            v5 = old_verts + eb
            v6 = old_verts + ec
            # add new vertex only if non-existent
            if verts[v4] == None:
                verts[v4] = (verts[v2]+verts[v3]).normalize()

            if verts[v5] == None:
                verts[v5] = (verts[v3]+verts[v1]).normalize()

            if verts[v6] == None:
                verts[v6] = (verts[v1]+verts[v2]).normalize()

            # note, the following could be 'optmized' to run the
            # if only once . the gain is of 3%
            # new external edges
            e1 = ea + (old_edges if v2 > v3 else 0)
            e4 = ea + (old_edges if v2 < v3 else 0)

            e2 = eb + (old_edges if v3 > v1 else 0)
            e5 = eb + (old_edges if v3 < v1 else 0)

            e3 = ec + (old_edges if v1 > v2 else 0)
            e6 = ec + (old_edges if v1 < v2 else 0)
            # new internal edges
            e7 = edge_inc; edge_inc += 1
            e8 = edge_inc; edge_inc += 1
            e9 = edge_inc; edge_inc += 1

            new_faces.append(( v1, v6, v5, e7, e5, e3))
            new_faces.append(( v6, v2, v4, e1, e8, e6))
            new_faces.append(( v5, v4, v3, e4, e2, e9))
            new_faces.append(( v6, v4, v5, e9, e7, e8))

    return verts, faces

I hope the explanation was clear.
It’s always fun to reinvent the wheel 😉


What do you do when you have 2 idle projectors by your computer? The answer is obviously a high definition projection area to be filled with lo.v.e. (lots of valuable experiments).

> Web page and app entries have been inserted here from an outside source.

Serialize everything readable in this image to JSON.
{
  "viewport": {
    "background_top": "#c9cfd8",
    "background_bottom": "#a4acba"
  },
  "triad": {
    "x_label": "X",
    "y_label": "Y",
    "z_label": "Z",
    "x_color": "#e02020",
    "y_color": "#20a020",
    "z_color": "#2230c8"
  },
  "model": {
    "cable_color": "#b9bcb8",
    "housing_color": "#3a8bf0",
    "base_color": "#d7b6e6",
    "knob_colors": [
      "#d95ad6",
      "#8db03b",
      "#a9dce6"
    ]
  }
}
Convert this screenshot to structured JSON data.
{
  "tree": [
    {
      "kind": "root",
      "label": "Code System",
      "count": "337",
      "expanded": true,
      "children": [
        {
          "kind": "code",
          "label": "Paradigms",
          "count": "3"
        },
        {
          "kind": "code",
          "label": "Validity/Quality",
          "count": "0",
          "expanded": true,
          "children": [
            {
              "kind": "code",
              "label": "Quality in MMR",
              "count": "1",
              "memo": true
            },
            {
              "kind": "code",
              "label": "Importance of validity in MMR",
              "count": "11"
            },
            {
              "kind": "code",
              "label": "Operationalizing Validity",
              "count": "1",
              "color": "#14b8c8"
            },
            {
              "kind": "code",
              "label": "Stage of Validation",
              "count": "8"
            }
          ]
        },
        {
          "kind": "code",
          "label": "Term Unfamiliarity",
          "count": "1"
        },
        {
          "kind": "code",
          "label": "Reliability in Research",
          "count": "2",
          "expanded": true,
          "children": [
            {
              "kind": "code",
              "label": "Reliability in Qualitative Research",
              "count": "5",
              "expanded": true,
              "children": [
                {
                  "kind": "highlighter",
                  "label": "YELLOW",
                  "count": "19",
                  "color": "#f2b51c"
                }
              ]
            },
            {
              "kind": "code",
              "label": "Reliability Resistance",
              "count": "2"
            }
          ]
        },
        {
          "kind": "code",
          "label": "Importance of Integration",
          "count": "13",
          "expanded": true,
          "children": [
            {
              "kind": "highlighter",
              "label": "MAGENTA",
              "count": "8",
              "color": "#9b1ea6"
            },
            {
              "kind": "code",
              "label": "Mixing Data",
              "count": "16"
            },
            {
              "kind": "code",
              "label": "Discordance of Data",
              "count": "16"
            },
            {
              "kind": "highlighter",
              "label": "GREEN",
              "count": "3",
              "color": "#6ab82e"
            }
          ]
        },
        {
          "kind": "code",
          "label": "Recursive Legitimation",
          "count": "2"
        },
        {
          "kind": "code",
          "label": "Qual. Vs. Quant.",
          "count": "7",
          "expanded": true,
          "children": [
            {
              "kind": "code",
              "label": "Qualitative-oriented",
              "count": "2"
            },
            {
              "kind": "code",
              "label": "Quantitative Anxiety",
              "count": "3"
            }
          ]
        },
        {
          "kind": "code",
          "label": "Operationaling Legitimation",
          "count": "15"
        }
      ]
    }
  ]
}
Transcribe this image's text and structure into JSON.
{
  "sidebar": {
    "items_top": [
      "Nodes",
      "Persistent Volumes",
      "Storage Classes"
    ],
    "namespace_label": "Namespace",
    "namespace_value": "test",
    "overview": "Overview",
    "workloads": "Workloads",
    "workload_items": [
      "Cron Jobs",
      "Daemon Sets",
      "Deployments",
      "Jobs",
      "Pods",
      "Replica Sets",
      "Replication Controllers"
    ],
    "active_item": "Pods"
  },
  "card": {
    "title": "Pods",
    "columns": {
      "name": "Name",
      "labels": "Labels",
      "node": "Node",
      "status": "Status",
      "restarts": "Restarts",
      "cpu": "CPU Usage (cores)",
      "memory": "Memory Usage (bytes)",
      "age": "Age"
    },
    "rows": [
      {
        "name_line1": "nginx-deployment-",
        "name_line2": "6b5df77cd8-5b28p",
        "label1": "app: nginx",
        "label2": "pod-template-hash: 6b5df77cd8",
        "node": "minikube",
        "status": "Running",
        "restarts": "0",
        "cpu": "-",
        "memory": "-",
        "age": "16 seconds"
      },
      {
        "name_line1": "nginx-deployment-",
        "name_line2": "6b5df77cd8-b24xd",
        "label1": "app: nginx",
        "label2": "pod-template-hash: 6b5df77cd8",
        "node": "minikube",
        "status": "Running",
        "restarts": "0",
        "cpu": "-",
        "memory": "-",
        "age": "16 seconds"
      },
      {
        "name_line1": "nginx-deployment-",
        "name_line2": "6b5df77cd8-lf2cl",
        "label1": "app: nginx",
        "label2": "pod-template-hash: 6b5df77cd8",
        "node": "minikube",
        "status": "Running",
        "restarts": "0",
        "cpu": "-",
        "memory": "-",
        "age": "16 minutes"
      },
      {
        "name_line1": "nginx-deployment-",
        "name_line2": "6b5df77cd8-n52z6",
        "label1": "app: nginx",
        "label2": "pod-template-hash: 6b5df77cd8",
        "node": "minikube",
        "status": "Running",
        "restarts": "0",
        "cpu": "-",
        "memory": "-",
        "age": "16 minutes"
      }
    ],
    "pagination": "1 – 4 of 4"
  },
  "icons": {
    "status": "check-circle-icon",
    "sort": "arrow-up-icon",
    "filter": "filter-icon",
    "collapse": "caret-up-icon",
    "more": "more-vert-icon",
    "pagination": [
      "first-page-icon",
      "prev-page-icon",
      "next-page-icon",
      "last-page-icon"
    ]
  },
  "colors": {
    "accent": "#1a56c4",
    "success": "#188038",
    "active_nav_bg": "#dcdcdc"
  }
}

Two short throw projectors in one seamless desktop

I’ve been following the work of the Vision3D since 2009. This lab in Montreal is specialized in computer vision (recherche fondamentale et appliquée sur les aspects tridimensionnels de la vision par ordinateur). Lead by Sébastien Roy they have been producing (and sharing!) on calibration of projection surface (e.g. domes o/), multiple projector systems, and content toolsets.

lt-align manual calibration process

The Vision3D lab main tool in that area is Light Twist. This tool was presented in the LGM2009 with a live showcase of the system in a cylinder. In the last week I tried to have light twist going with a multi projector system (aiming to use this for a dome later on) but so far I’m stuck in the playback of content (and I suspect the calibration stage is wrong). Anyways, light twist will be a topic of another post, once I get it up and running.

Plugin enabled – video in the middle of the screens, desktop working normally

Since 2009 the light twist project shifted its focus from labs to end users. In 2011 they finally presented a new project called lt-align and lt-compiz-plugin. The lt-align is a software to quickly calibrate the screens alignment, very easy to use.

The Compiz plugin requires some fooling around with ubuntu settings, but once things are in place it works like a charm. I’m yet to make it work with Unity, so I can have real fullscreen across the desktops.

Recording of the alignment process and video playback

Elephants Dream – Stitched Edition 😉

Note: there is an extra package you need to compile the lt-compiz-plugin:`sudo apt-get install compiz-plugins-main-dev. And I didn’t have to restart compiz with ccp to make it work. Also I changed the shortcuts to start the plugin because Alt+F* were taken by other OS commands.

Time to make it real and project in a large wall

In this picture you can see Djalma Lucio, sys admin that oversees all the computer installations at Visgraf on IMPA. A great professional and a very funny guy to work with. Think about someone that actually enjoys opening a xorg.conf file. And you can also see in the right Aldo Zang. Check it out his ARLuxRender project – a plugin system for LuxRender “which allows to render scenes with mixtures of real and virtual objects directly, without post-processing”.

I hope to post more in the coming months in domes, projections, a special video project … 😉 I went on a 3-month leave of my work at UBC to join the research lab at Visgraf/IMPA, under the coordination of prof. Luiz Velho. This is the second week only, but it’s been already a great experience. And above all, it’s nice to be back home (Rio de Janeiro, Brazil).

Happy Twisting,